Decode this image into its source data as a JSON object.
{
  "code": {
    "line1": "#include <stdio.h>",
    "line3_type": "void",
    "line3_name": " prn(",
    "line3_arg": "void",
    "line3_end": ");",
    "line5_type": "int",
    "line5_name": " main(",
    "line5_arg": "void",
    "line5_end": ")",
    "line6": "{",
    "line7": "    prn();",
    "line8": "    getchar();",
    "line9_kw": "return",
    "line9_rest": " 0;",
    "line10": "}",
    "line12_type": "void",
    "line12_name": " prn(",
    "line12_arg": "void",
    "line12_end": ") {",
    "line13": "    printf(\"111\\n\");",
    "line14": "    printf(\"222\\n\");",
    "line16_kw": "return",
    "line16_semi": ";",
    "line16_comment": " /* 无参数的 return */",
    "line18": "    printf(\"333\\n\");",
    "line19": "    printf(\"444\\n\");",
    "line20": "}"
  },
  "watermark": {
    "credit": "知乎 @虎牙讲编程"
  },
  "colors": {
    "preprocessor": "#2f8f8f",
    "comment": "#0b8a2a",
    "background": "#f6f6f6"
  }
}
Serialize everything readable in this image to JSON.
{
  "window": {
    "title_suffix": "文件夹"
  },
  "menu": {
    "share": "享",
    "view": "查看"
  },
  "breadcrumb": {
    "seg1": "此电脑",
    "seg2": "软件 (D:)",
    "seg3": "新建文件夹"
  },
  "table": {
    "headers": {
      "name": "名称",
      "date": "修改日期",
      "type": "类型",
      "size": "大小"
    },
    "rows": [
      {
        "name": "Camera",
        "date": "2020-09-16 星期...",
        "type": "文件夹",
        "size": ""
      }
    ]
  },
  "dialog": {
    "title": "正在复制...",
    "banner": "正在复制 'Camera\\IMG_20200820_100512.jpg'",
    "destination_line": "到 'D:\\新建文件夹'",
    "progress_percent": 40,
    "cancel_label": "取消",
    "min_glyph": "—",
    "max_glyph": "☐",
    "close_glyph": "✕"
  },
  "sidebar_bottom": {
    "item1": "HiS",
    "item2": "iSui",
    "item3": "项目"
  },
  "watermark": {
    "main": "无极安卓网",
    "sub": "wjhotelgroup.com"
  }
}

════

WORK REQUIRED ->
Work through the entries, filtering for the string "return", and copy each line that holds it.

WRITTEN REPLY ->
    "line9_kw": "return",
    "line16_kw": "return",
    "line16_comment": " /* 无参数的 return */",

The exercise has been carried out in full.